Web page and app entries
■ ■ ■ ■ ■ ■ ■
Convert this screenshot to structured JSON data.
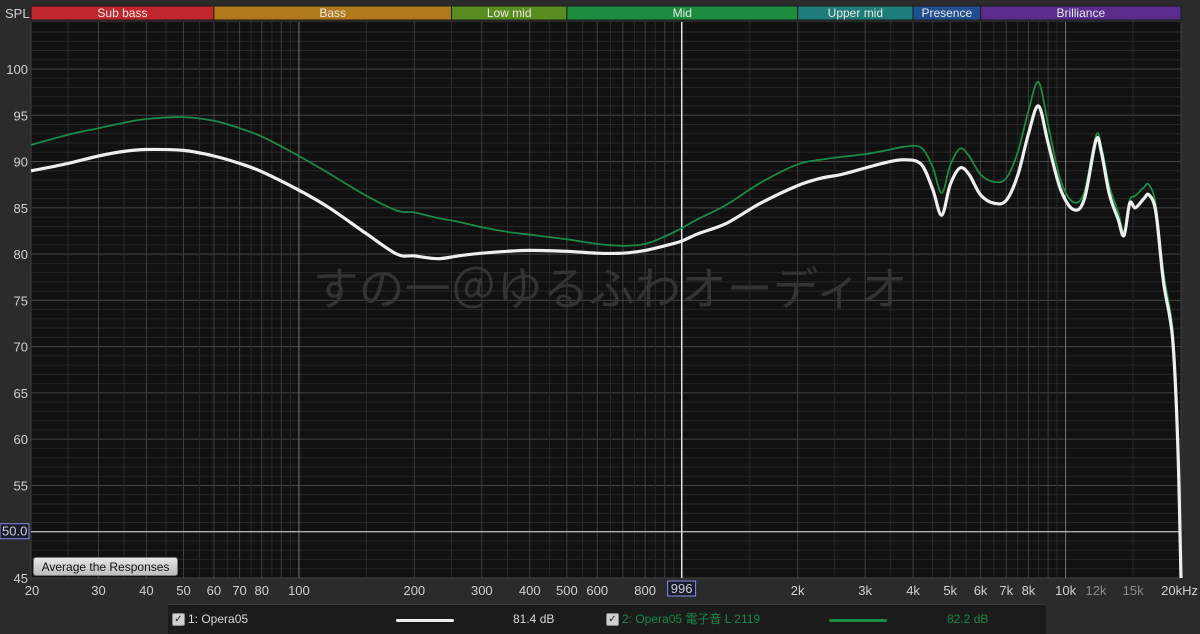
{
  "bands": [
    {
      "label": "Sub bass",
      "from": 20,
      "to": 60,
      "color": "#c0272d"
    },
    {
      "label": "Bass",
      "from": 60,
      "to": 250,
      "color": "#b07a1a"
    },
    {
      "label": "Low mid",
      "from": 250,
      "to": 500,
      "color": "#5a8d1f"
    },
    {
      "label": "Mid",
      "from": 500,
      "to": 2000,
      "color": "#1c8c3f"
    },
    {
      "label": "Upper mid",
      "from": 2000,
      "to": 4000,
      "color": "#1e7d78"
    },
    {
      "label": "Presence",
      "from": 4000,
      "to": 6000,
      "color": "#1f4f8f"
    },
    {
      "label": "Brilliance",
      "from": 6000,
      "to": 20000,
      "color": "#5a2d8c"
    }
  ],
  "chart_data": {
    "type": "line",
    "ylabel": "SPL",
    "ylim": [
      45,
      104
    ],
    "xlim": [
      20,
      20000
    ],
    "xscale": "log",
    "y_ticks": [
      45,
      50,
      55,
      60,
      65,
      70,
      75,
      80,
      85,
      90,
      95,
      100
    ],
    "x_tick_labels": [
      {
        "v": 20,
        "t": "20"
      },
      {
        "v": 30,
        "t": "30"
      },
      {
        "v": 40,
        "t": "40"
      },
      {
        "v": 50,
        "t": "50"
      },
      {
        "v": 60,
        "t": "60"
      },
      {
        "v": 70,
        "t": "70"
      },
      {
        "v": 80,
        "t": "80"
      },
      {
        "v": 100,
        "t": "100"
      },
      {
        "v": 200,
        "t": "200"
      },
      {
        "v": 300,
        "t": "300"
      },
      {
        "v": 400,
        "t": "400"
      },
      {
        "v": 500,
        "t": "500"
      },
      {
        "v": 600,
        "t": "600"
      },
      {
        "v": 800,
        "t": "800"
      },
      {
        "v": 2000,
        "t": "2k"
      },
      {
        "v": 3000,
        "t": "3k"
      },
      {
        "v": 4000,
        "t": "4k"
      },
      {
        "v": 5000,
        "t": "5k"
      },
      {
        "v": 6000,
        "t": "6k"
      },
      {
        "v": 7000,
        "t": "7k"
      },
      {
        "v": 8000,
        "t": "8k"
      },
      {
        "v": 10000,
        "t": "10k"
      },
      {
        "v": 12000,
        "t": "12k",
        "dim": true
      },
      {
        "v": 15000,
        "t": "15k",
        "dim": true
      },
      {
        "v": 20000,
        "t": "20kHz"
      }
    ],
    "cursor": {
      "freq": 996,
      "label": "996"
    },
    "reference_level": {
      "value": 50,
      "label": "50.0"
    },
    "grid": true,
    "watermark": "すの一＠ゆるふわオーディオ",
    "series": [
      {
        "name": "1: Opera05",
        "color": "#eeeeee",
        "points": [
          [
            20,
            89.0
          ],
          [
            25,
            89.8
          ],
          [
            30,
            90.6
          ],
          [
            35,
            91.1
          ],
          [
            40,
            91.3
          ],
          [
            50,
            91.2
          ],
          [
            60,
            90.6
          ],
          [
            70,
            89.8
          ],
          [
            80,
            88.9
          ],
          [
            100,
            86.9
          ],
          [
            120,
            85.0
          ],
          [
            150,
            82.2
          ],
          [
            180,
            80.0
          ],
          [
            200,
            79.8
          ],
          [
            230,
            79.5
          ],
          [
            260,
            79.8
          ],
          [
            300,
            80.1
          ],
          [
            350,
            80.3
          ],
          [
            400,
            80.4
          ],
          [
            500,
            80.3
          ],
          [
            600,
            80.1
          ],
          [
            700,
            80.1
          ],
          [
            800,
            80.4
          ],
          [
            900,
            80.9
          ],
          [
            996,
            81.4
          ],
          [
            1100,
            82.2
          ],
          [
            1300,
            83.3
          ],
          [
            1600,
            85.5
          ],
          [
            2000,
            87.4
          ],
          [
            2300,
            88.2
          ],
          [
            2600,
            88.6
          ],
          [
            3000,
            89.3
          ],
          [
            3400,
            89.9
          ],
          [
            3800,
            90.2
          ],
          [
            4200,
            89.7
          ],
          [
            4500,
            87.0
          ],
          [
            4750,
            84.2
          ],
          [
            5000,
            87.5
          ],
          [
            5300,
            89.3
          ],
          [
            5600,
            88.6
          ],
          [
            6000,
            86.4
          ],
          [
            6500,
            85.5
          ],
          [
            7000,
            85.8
          ],
          [
            7500,
            88.5
          ],
          [
            8000,
            93.0
          ],
          [
            8500,
            96.0
          ],
          [
            9000,
            92.0
          ],
          [
            9700,
            87.0
          ],
          [
            10500,
            84.8
          ],
          [
            11200,
            86.0
          ],
          [
            12000,
            92.3
          ],
          [
            12400,
            91.0
          ],
          [
            13000,
            86.5
          ],
          [
            13700,
            83.8
          ],
          [
            14200,
            82.0
          ],
          [
            14700,
            85.5
          ],
          [
            15200,
            85.0
          ],
          [
            16000,
            86.0
          ],
          [
            16500,
            86.4
          ],
          [
            17200,
            84.5
          ],
          [
            18000,
            77.0
          ],
          [
            19000,
            71.0
          ],
          [
            19600,
            60.0
          ],
          [
            20000,
            45.0
          ]
        ]
      },
      {
        "name": "2: Opera05 電子音 L 2119",
        "color": "#1a8a44",
        "points": [
          [
            20,
            91.8
          ],
          [
            25,
            92.9
          ],
          [
            30,
            93.6
          ],
          [
            35,
            94.2
          ],
          [
            40,
            94.6
          ],
          [
            50,
            94.8
          ],
          [
            60,
            94.4
          ],
          [
            70,
            93.6
          ],
          [
            80,
            92.7
          ],
          [
            100,
            90.6
          ],
          [
            120,
            88.7
          ],
          [
            150,
            86.3
          ],
          [
            180,
            84.7
          ],
          [
            200,
            84.5
          ],
          [
            230,
            83.9
          ],
          [
            260,
            83.5
          ],
          [
            300,
            82.9
          ],
          [
            350,
            82.4
          ],
          [
            400,
            82.1
          ],
          [
            500,
            81.6
          ],
          [
            600,
            81.1
          ],
          [
            700,
            80.9
          ],
          [
            800,
            81.1
          ],
          [
            900,
            81.9
          ],
          [
            996,
            82.8
          ],
          [
            1100,
            83.8
          ],
          [
            1300,
            85.3
          ],
          [
            1600,
            87.7
          ],
          [
            2000,
            89.7
          ],
          [
            2300,
            90.2
          ],
          [
            2600,
            90.5
          ],
          [
            3000,
            90.8
          ],
          [
            3400,
            91.2
          ],
          [
            3800,
            91.6
          ],
          [
            4200,
            91.5
          ],
          [
            4500,
            89.4
          ],
          [
            4750,
            86.6
          ],
          [
            5000,
            89.6
          ],
          [
            5300,
            91.4
          ],
          [
            5600,
            90.6
          ],
          [
            6000,
            88.6
          ],
          [
            6500,
            87.8
          ],
          [
            7000,
            88.2
          ],
          [
            7500,
            91.0
          ],
          [
            8000,
            95.5
          ],
          [
            8500,
            98.6
          ],
          [
            9000,
            94.0
          ],
          [
            9700,
            88.0
          ],
          [
            10500,
            85.6
          ],
          [
            11200,
            86.8
          ],
          [
            12000,
            92.8
          ],
          [
            12400,
            91.6
          ],
          [
            13000,
            87.4
          ],
          [
            13700,
            84.6
          ],
          [
            14200,
            82.4
          ],
          [
            14700,
            85.8
          ],
          [
            15200,
            86.3
          ],
          [
            16000,
            87.2
          ],
          [
            16500,
            87.5
          ],
          [
            17200,
            85.3
          ],
          [
            18000,
            78.0
          ],
          [
            19000,
            72.0
          ],
          [
            19600,
            62.0
          ],
          [
            20000,
            45.0
          ]
        ]
      }
    ]
  },
  "controls": {
    "average_button": "Average the Responses"
  },
  "legend": [
    {
      "check": "✓",
      "label": "1: Opera05",
      "value": "81.4 dB",
      "color": "#eeeeee"
    },
    {
      "check": "✓",
      "label": "2: Opera05 電子音 L 2119",
      "value": "82.2 dB",
      "color": "#1a8a44"
    }
  ]
}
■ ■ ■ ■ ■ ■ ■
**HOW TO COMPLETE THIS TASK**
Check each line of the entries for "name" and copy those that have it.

**WORKED SOLUTION**
        "name": "1: Opera05",
        "name": "2: Opera05 電子音 L 2119",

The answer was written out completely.